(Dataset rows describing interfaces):
——————————

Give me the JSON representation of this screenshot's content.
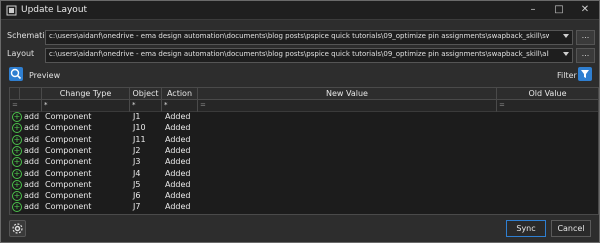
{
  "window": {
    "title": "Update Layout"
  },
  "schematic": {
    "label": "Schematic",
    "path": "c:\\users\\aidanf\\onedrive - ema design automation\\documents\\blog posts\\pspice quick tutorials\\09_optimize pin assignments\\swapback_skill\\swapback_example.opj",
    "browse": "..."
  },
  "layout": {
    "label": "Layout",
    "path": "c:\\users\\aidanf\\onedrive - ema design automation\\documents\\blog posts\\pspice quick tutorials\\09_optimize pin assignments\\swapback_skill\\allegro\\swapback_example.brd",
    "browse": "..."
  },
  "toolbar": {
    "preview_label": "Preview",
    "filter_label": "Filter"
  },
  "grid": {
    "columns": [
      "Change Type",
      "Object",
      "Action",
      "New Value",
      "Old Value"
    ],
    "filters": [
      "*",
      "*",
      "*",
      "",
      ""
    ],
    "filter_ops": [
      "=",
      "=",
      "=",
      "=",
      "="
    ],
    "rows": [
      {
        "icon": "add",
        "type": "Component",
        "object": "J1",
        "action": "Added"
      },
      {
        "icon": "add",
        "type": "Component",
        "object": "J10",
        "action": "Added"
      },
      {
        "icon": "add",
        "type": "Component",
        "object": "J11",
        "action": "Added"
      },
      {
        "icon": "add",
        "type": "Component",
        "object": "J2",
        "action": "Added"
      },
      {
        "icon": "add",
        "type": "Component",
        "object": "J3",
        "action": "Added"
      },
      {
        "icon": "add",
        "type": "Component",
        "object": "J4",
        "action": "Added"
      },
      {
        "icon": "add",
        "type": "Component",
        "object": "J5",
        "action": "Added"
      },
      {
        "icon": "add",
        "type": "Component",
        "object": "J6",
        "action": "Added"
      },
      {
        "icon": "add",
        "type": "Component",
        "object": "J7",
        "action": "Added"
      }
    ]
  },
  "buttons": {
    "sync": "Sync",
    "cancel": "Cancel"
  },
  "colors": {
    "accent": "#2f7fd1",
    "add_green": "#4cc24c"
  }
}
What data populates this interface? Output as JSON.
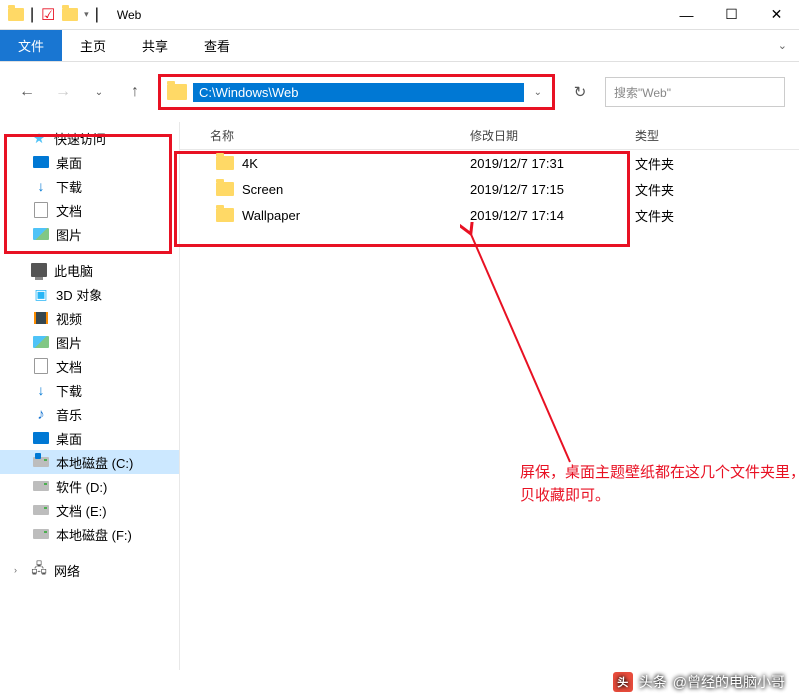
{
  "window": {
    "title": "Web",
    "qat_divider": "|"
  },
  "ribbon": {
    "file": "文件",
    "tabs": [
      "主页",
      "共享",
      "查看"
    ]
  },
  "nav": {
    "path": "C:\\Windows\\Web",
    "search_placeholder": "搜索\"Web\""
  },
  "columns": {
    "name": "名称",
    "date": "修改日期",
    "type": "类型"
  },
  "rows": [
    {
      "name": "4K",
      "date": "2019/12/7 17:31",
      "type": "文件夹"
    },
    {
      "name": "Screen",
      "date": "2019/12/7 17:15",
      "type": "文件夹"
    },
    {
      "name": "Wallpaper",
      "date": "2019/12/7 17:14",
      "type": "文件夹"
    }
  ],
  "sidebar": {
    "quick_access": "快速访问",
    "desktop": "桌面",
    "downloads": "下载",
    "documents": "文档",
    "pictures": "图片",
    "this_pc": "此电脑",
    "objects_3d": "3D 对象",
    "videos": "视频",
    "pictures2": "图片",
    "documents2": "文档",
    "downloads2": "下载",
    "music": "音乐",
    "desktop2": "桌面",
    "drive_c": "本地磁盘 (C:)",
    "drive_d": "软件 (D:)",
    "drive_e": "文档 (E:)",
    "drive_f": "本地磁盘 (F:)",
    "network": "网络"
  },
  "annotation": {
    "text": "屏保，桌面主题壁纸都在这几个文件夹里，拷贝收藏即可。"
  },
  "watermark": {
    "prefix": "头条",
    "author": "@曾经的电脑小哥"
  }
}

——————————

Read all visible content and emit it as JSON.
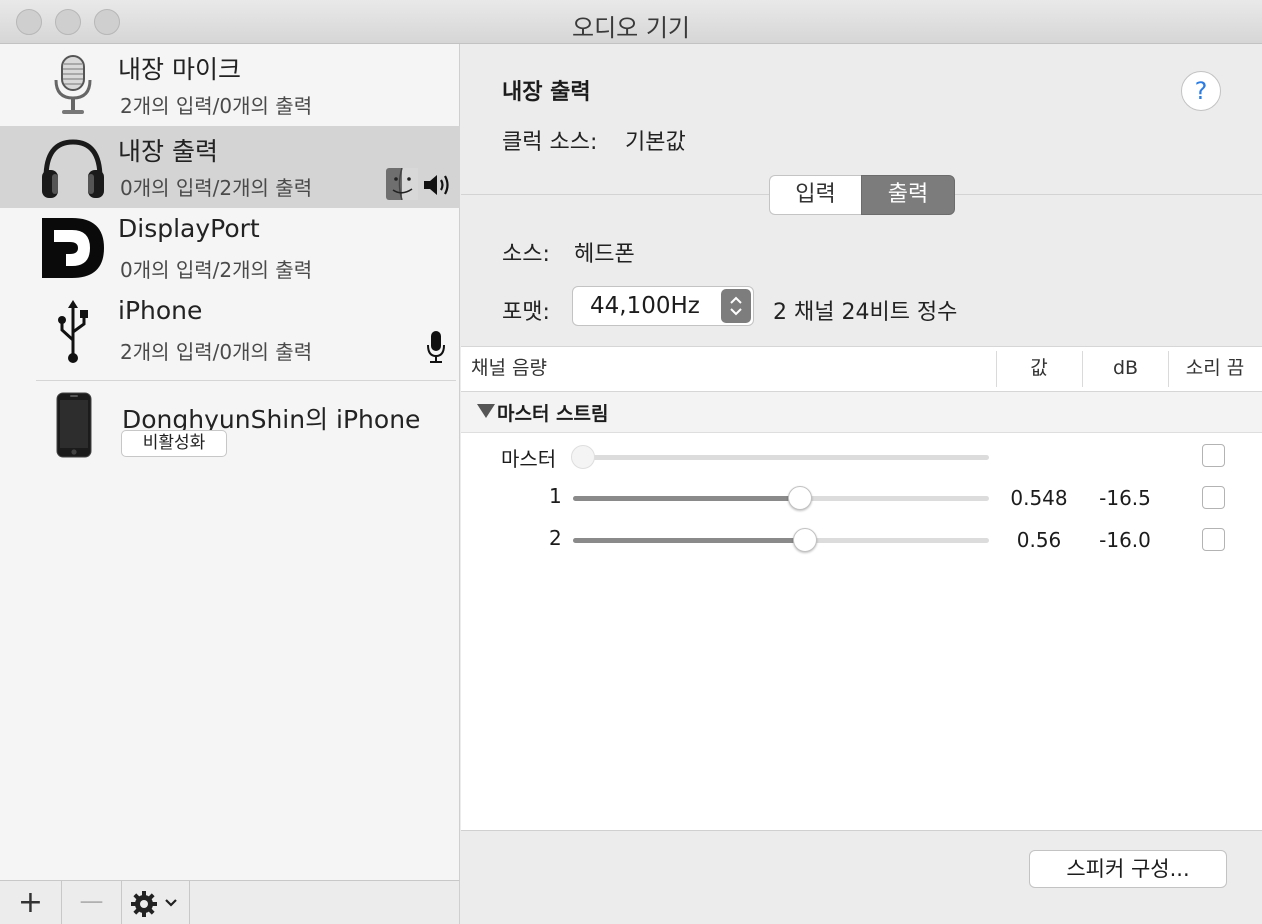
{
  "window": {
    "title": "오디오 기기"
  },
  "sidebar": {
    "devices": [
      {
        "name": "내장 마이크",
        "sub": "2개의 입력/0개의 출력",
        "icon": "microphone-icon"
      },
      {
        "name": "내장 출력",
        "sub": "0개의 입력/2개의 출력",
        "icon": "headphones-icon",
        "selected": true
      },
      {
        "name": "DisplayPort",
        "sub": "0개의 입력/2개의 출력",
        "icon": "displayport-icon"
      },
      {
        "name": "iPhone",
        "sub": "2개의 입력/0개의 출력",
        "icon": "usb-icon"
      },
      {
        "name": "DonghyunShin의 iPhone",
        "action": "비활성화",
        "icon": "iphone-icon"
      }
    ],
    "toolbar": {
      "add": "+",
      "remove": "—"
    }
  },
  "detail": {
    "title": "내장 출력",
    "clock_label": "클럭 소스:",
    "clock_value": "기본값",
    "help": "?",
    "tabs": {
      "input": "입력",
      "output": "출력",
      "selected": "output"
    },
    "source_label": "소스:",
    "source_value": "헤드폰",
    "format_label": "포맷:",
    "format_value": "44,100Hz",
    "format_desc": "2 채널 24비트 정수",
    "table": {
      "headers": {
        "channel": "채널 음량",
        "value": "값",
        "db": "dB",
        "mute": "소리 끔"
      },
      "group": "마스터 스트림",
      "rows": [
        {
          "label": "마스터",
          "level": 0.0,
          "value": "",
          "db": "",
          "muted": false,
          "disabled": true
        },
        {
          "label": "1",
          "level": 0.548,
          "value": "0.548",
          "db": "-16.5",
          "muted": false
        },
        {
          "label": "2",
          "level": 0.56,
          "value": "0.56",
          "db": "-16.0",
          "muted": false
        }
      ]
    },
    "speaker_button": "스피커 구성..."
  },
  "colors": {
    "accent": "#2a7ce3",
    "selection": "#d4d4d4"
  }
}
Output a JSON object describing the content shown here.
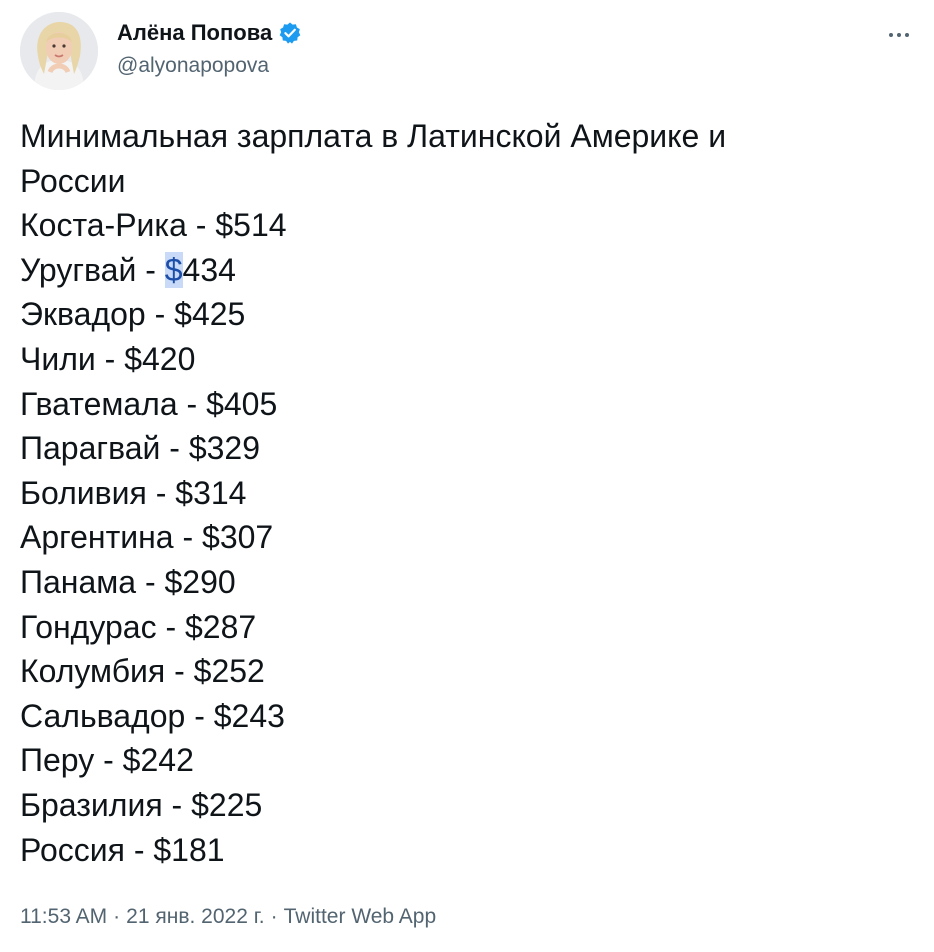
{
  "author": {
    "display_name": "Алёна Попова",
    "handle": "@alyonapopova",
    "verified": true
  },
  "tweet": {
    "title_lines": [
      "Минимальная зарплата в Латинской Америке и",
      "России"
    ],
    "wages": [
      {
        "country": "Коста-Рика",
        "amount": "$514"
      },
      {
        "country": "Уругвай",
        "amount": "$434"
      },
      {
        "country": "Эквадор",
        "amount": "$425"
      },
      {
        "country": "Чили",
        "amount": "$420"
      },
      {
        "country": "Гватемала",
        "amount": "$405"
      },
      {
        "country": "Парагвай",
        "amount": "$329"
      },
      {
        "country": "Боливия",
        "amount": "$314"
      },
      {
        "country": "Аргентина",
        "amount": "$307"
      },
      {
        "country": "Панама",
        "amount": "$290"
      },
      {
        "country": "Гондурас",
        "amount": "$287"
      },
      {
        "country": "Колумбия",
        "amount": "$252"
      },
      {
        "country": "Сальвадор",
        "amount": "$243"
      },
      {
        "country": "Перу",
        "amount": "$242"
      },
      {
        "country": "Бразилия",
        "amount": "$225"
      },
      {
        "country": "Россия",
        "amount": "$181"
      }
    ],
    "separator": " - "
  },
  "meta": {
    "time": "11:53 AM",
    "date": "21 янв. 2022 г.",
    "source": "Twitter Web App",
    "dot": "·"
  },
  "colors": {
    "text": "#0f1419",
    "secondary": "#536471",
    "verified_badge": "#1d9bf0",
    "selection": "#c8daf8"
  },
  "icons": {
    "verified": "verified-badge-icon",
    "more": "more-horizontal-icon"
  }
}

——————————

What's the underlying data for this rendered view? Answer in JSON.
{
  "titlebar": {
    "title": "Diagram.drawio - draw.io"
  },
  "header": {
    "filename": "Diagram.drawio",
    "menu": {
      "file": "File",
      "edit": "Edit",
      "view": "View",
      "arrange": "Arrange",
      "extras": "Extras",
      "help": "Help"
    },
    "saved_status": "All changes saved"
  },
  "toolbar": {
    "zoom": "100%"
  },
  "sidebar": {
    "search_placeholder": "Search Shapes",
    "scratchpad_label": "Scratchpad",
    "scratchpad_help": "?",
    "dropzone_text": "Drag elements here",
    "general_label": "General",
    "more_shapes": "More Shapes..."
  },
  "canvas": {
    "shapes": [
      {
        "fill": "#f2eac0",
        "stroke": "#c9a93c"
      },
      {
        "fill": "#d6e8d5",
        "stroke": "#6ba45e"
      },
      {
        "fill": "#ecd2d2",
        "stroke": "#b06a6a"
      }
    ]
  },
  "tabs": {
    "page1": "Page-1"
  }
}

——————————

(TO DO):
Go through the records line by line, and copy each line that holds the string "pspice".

(PROBLEM SOLUTION):
    "path": "c:\\users\\aidanf\\onedrive - ema design automation\\documents\\blog posts\\pspice quick tutorials\\09_optimize pin assignments\\swapback_skill\\swapback_example.opj",
    "path": "c:\\users\\aidanf\\onedrive - ema design automation\\documents\\blog posts\\pspice quick tutorials\\09_optimize pin assignments\\swapback_skill\\allegro\\swapback_example.brd",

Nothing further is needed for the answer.